• **Assignment**
Reproduce every entry that follows word for word, but omit the images.

• **Input records**
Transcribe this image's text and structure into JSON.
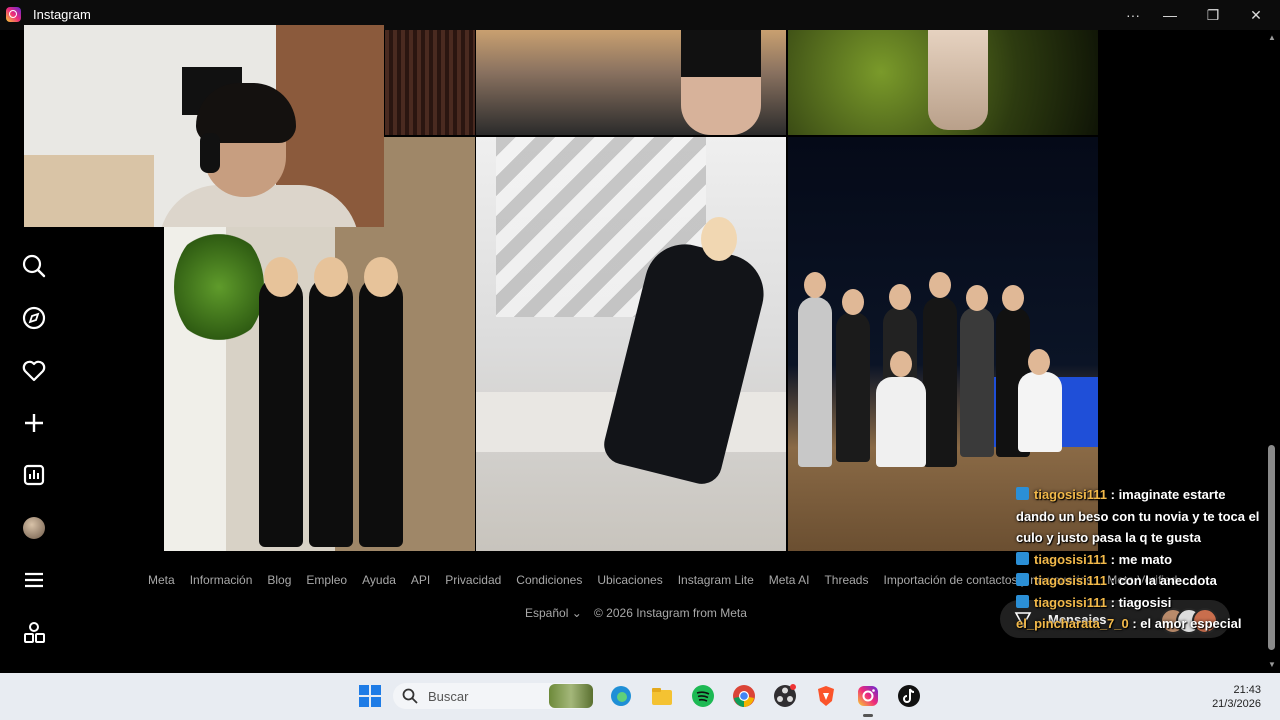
{
  "window": {
    "title": "Instagram",
    "buttons": {
      "more": "···",
      "minimize": "—",
      "restore": "❐",
      "close": "✕"
    }
  },
  "sidebar": {
    "items": [
      {
        "icon": "search-icon"
      },
      {
        "icon": "compass-icon"
      },
      {
        "icon": "heart-icon"
      },
      {
        "icon": "plus-icon"
      },
      {
        "icon": "stats-icon"
      },
      {
        "icon": "profile-avatar"
      },
      {
        "icon": "menu-icon"
      },
      {
        "icon": "apps-icon"
      }
    ]
  },
  "footer": {
    "links": [
      "Meta",
      "Información",
      "Blog",
      "Empleo",
      "Ayuda",
      "API",
      "Privacidad",
      "Condiciones",
      "Ubicaciones",
      "Instagram Lite",
      "Meta AI",
      "Threads",
      "Importación de contactos y no usuarios",
      "Meta Verified"
    ],
    "language": "Español",
    "copyright": "© 2026 Instagram from Meta"
  },
  "chat": {
    "messages": [
      {
        "user": "tiagosisi111",
        "text": ": imaginate estarte dando un beso con tu novia y te toca el culo y justo pasa la q te gusta",
        "badge": true
      },
      {
        "user": "tiagosisi111",
        "text": ": me mato",
        "badge": true
      },
      {
        "user": "tiagosisi111",
        "text": ": con la anecdota",
        "badge": true
      },
      {
        "user": "tiagosisi111",
        "text": ": tiagosisi",
        "badge": true
      },
      {
        "user": "el_pincharata_7_0",
        "text": ": el amor especial",
        "badge": false
      }
    ]
  },
  "messages_pill": {
    "label": "Mensajes"
  },
  "taskbar": {
    "search_placeholder": "Buscar",
    "time": "21:43",
    "date": "21/3/2026",
    "apps": [
      "start-icon",
      "search-icon",
      "edge-icon",
      "file-explorer-icon",
      "spotify-icon",
      "chrome-icon",
      "obs-icon",
      "brave-icon",
      "instagram-icon",
      "tiktok-icon"
    ]
  },
  "colors": {
    "background": "#000000",
    "username": "#f2b94a",
    "link_text": "#a8a8a8",
    "taskbar": "#e8ecf2"
  }
}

• **Answer for this exercise**
Transcribe this image's text and structure into JSON.
{
  "window": {
    "title": "Instagram",
    "buttons": {
      "more": "···",
      "minimize": "—",
      "restore": "❐",
      "close": "✕"
    }
  },
  "sidebar": {
    "items": [
      {
        "icon": "search-icon"
      },
      {
        "icon": "compass-icon"
      },
      {
        "icon": "heart-icon"
      },
      {
        "icon": "plus-icon"
      },
      {
        "icon": "stats-icon"
      },
      {
        "icon": "profile-avatar"
      },
      {
        "icon": "menu-icon"
      },
      {
        "icon": "apps-icon"
      }
    ]
  },
  "footer": {
    "links": [
      "Meta",
      "Información",
      "Blog",
      "Empleo",
      "Ayuda",
      "API",
      "Privacidad",
      "Condiciones",
      "Ubicaciones",
      "Instagram Lite",
      "Meta AI",
      "Threads",
      "Importación de contactos y no usuarios",
      "Meta Verified"
    ],
    "language": "Español",
    "copyright": "© 2026 Instagram from Meta"
  },
  "chat": {
    "messages": [
      {
        "user": "tiagosisi111",
        "text": ": imaginate estarte dando un beso con tu novia y te toca el culo y justo pasa la q te gusta",
        "badge": true
      },
      {
        "user": "tiagosisi111",
        "text": ": me mato",
        "badge": true
      },
      {
        "user": "tiagosisi111",
        "text": ": con la anecdota",
        "badge": true
      },
      {
        "user": "tiagosisi111",
        "text": ": tiagosisi",
        "badge": true
      },
      {
        "user": "el_pincharata_7_0",
        "text": ": el amor especial",
        "badge": false
      }
    ]
  },
  "messages_pill": {
    "label": "Mensajes"
  },
  "taskbar": {
    "search_placeholder": "Buscar",
    "time": "21:43",
    "date": "21/3/2026",
    "apps": [
      "start-icon",
      "search-icon",
      "edge-icon",
      "file-explorer-icon",
      "spotify-icon",
      "chrome-icon",
      "obs-icon",
      "brave-icon",
      "instagram-icon",
      "tiktok-icon"
    ]
  },
  "colors": {
    "background": "#000000",
    "username": "#f2b94a",
    "link_text": "#a8a8a8",
    "taskbar": "#e8ecf2"
  }
}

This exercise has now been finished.